For decades, steroid medications have been used to treat life-threatening complications in babies born prematurely. But now a study suggests the drugs – even in low doses – may impede brain development.
This isn't the first time that research has raised concerns about the widespread use of these medications in preemies. Previous animal studies have also indicated steroids may hamper brain growth. Even so, many pediatricians have assumed the drugs they would have no serious side effects if used in only small amounts.
The new findings, published in the journal Science Translational Medicine, are based on an assessment of 172 preterm babies at the UCSF Benioff Children's Hospital in San Francisco and the B.C. Children's Hospital in Vancouver. They were born at 32 weeks of gestation or less. (Full term is 37 weeks.)

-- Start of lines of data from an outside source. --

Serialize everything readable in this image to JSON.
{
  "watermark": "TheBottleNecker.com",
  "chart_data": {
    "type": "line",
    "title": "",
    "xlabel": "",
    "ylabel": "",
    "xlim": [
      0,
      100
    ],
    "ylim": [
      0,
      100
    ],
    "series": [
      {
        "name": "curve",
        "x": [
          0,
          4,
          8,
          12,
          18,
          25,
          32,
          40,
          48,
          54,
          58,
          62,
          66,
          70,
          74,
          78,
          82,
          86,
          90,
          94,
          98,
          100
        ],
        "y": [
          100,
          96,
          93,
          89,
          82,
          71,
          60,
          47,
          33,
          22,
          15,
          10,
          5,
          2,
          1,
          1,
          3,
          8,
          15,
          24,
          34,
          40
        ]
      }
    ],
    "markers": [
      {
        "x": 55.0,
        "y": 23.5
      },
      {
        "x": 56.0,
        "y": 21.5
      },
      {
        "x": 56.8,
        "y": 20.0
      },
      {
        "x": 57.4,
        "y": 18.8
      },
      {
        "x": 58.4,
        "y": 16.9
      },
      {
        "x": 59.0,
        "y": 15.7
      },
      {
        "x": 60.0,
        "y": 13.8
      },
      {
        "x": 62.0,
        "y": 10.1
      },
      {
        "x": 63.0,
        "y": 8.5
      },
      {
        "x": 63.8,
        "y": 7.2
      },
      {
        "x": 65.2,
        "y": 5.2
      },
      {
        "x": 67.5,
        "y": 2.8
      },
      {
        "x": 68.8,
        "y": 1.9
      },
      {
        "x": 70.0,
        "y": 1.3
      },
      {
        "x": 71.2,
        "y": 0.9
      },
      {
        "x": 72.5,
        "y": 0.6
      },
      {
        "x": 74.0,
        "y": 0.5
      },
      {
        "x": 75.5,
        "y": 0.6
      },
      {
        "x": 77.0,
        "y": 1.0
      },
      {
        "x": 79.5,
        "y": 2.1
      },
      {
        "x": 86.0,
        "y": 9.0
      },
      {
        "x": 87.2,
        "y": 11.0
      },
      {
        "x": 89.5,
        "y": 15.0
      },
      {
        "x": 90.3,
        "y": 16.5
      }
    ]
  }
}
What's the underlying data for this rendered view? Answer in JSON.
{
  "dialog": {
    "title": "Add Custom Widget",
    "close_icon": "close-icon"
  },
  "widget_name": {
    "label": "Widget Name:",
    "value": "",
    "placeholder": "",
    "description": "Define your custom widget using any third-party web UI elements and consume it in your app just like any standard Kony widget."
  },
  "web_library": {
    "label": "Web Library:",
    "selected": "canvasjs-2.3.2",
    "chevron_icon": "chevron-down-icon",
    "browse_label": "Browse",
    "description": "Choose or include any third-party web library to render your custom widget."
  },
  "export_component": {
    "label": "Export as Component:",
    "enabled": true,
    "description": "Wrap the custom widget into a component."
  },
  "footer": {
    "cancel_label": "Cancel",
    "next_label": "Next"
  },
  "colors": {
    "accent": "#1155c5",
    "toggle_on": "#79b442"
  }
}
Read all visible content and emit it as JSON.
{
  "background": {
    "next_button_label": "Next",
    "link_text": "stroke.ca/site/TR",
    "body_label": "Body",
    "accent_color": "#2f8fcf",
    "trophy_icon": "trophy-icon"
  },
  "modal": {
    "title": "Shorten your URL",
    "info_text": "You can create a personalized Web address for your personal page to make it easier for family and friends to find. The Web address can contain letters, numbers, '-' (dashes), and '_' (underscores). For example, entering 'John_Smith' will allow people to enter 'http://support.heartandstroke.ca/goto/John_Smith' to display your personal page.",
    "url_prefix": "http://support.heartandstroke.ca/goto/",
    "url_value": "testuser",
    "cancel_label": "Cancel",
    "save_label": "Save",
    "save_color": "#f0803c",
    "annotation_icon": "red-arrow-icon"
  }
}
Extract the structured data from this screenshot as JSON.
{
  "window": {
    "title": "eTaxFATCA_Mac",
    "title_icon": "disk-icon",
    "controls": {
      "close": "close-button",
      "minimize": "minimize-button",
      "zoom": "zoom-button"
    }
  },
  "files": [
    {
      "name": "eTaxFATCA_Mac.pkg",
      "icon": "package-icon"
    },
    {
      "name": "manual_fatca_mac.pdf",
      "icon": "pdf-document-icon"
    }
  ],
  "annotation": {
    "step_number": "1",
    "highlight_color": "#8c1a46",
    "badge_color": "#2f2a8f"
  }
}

About 20 per cent of the infants were given small doses of glucocorticoids such as hydrocortisone or dexamethasone to help maintain normal blood pressure and speed up lung maturation in order to shorten time spent on breathing tube, which can lead to chronic lung disease.
Using high-tech MRI scans, the researchers measured brain volume and monitored the organ's growth. One brain scan was performed shortly after delivery. The second was done around the time the infant reached a gestational age of 37 weeks – or essentially when the baby should have been born.
The study revealed that, at the time of the second MRI scan, the region of the brain known as the cerebellum was about 10 per cent smaller in drug-treated infants compared to those not exposed to the steroids after birth. The cerebellum plays a key role in balance, motor skills, language and behaviour.
However, on a positive note, the study found that the brain was not hampered when a glucocorticoid called betamethasone was given to mothers in preterm labour. The drug appears to hasten lung development while the infant is still in the womb.
The researchers plan to follow the children until they reach school age in the hopes of determining the long-term consequences of impaired cerebellum growth in early infancy.
The study's results highlight the need for doctors to exercise caution when prescribing these medications to preemies, and when possible, to they should consider other treatments first, said the lead researcher, Emily Tam, a child neurologist at Benioff Children's Hospital. But she also stressed that "I would be hesitant to suggest that we do not use them at all, because we don't have good alternative treatments at this time."
What's needed, she said, are new therapies for treating preemies or ways to block the negative effects of glucocorticoids on the brain.